Excerpts from an interface dataset:

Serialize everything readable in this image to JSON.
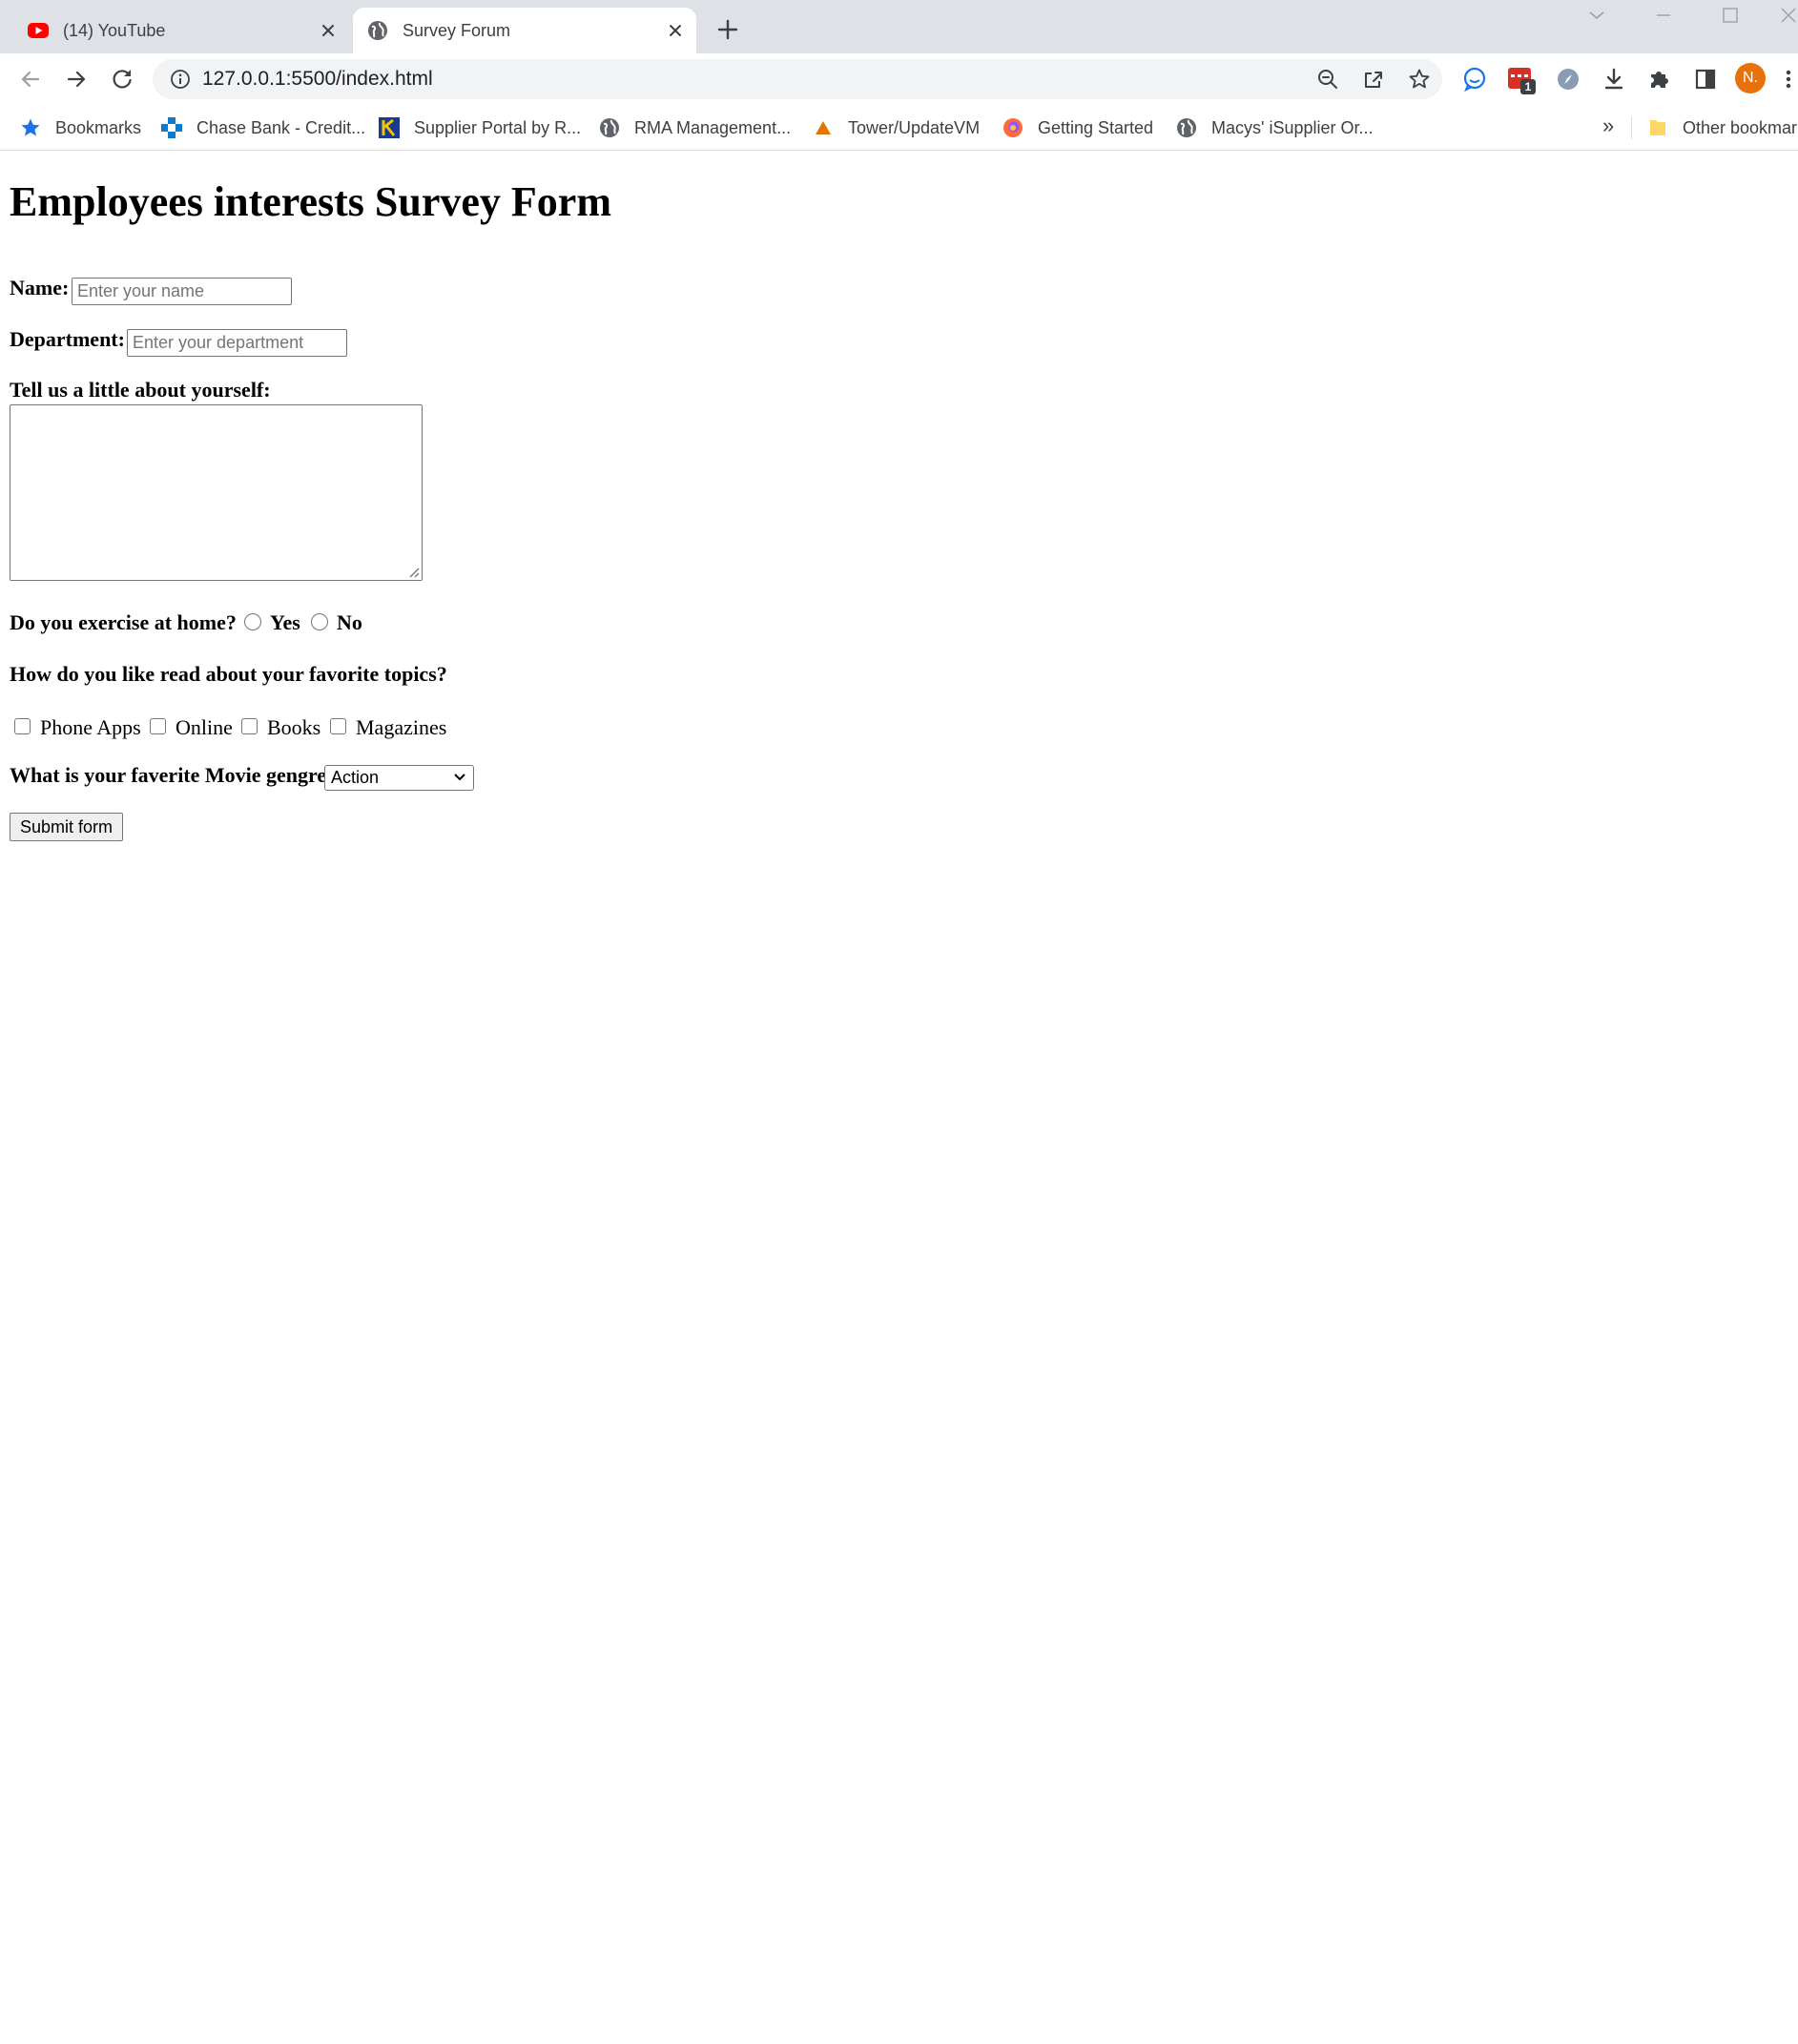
{
  "tabs": [
    {
      "title": "(14) YouTube",
      "icon": "youtube-icon",
      "active": false
    },
    {
      "title": "Survey Forum",
      "icon": "globe-icon",
      "active": true
    }
  ],
  "address_bar": {
    "url": "127.0.0.1:5500/index.html"
  },
  "profile": {
    "initial": "N.",
    "color": "#e8710a"
  },
  "extensions": {
    "badge_count": "1"
  },
  "bookmarks": {
    "items": [
      {
        "label": "Bookmarks",
        "icon": "star-icon"
      },
      {
        "label": "Chase Bank - Credit...",
        "icon": "chase-icon"
      },
      {
        "label": "Supplier Portal by R...",
        "icon": "k-icon"
      },
      {
        "label": "RMA Management...",
        "icon": "globe-icon"
      },
      {
        "label": "Tower/UpdateVM",
        "icon": "triangle-icon"
      },
      {
        "label": "Getting Started",
        "icon": "firefox-icon"
      },
      {
        "label": "Macys' iSupplier Or...",
        "icon": "globe-icon"
      }
    ],
    "overflow": "»",
    "other": {
      "label": "Other bookmarks",
      "icon": "folder-icon"
    }
  },
  "form": {
    "heading": "Employees interests Survey Form",
    "name": {
      "label": "Name:",
      "placeholder": "Enter your name"
    },
    "department": {
      "label": "Department:",
      "placeholder": "Enter your department"
    },
    "about": {
      "label": "Tell us a little about yourself:"
    },
    "exercise": {
      "question": "Do you exercise at home?",
      "options": [
        "Yes",
        "No"
      ]
    },
    "topics": {
      "question": "How do you like read about your favorite topics?",
      "options": [
        "Phone Apps",
        "Online",
        "Books",
        "Magazines"
      ]
    },
    "genre": {
      "question": "What is your faverite Movie gengre",
      "selected": "Action"
    },
    "submit_label": "Submit form"
  }
}
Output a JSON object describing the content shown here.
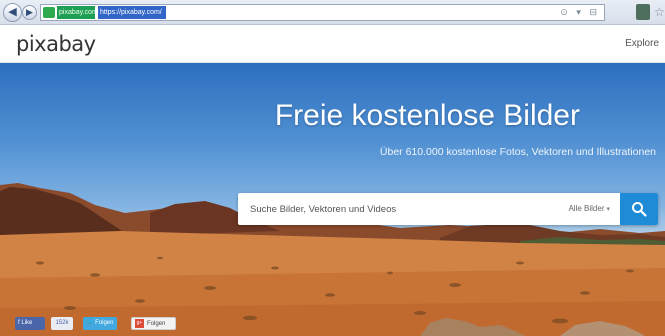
{
  "browser": {
    "back_glyph": "◀",
    "forward_glyph": "▶",
    "tab_title": "pixabay.com",
    "url": "https://pixabay.com/",
    "address_icons": "⊙ ▾ ⊟",
    "star_glyph": "☆",
    "icons": [
      "back-icon",
      "forward-icon",
      "favicon",
      "home-icon",
      "star-icon"
    ]
  },
  "header": {
    "logo": "pixabay",
    "explore_label": "Explore"
  },
  "hero": {
    "title": "Freie kostenlose Bilder",
    "subtitle": "Über 610.000 kostenlose Fotos, Vektoren und Illustrationen"
  },
  "search": {
    "placeholder": "Suche Bilder, Vektoren und Videos",
    "type_label": "Alle Bilder",
    "type_chevron": "▾",
    "button_icon": "search-icon"
  },
  "social": {
    "fb_like": "f Like",
    "fb_count": "152k",
    "twitter": "🐦 Folgen",
    "gplus_badge": "g+",
    "gplus": "Folgen"
  },
  "colors": {
    "accent": "#1d8bd6",
    "facebook": "#4a66a8",
    "twitter": "#41a8e0",
    "sky_top": "#2c6fbd",
    "sand": "#c9763a"
  }
}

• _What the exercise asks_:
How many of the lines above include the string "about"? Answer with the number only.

• _Exercise output_:
3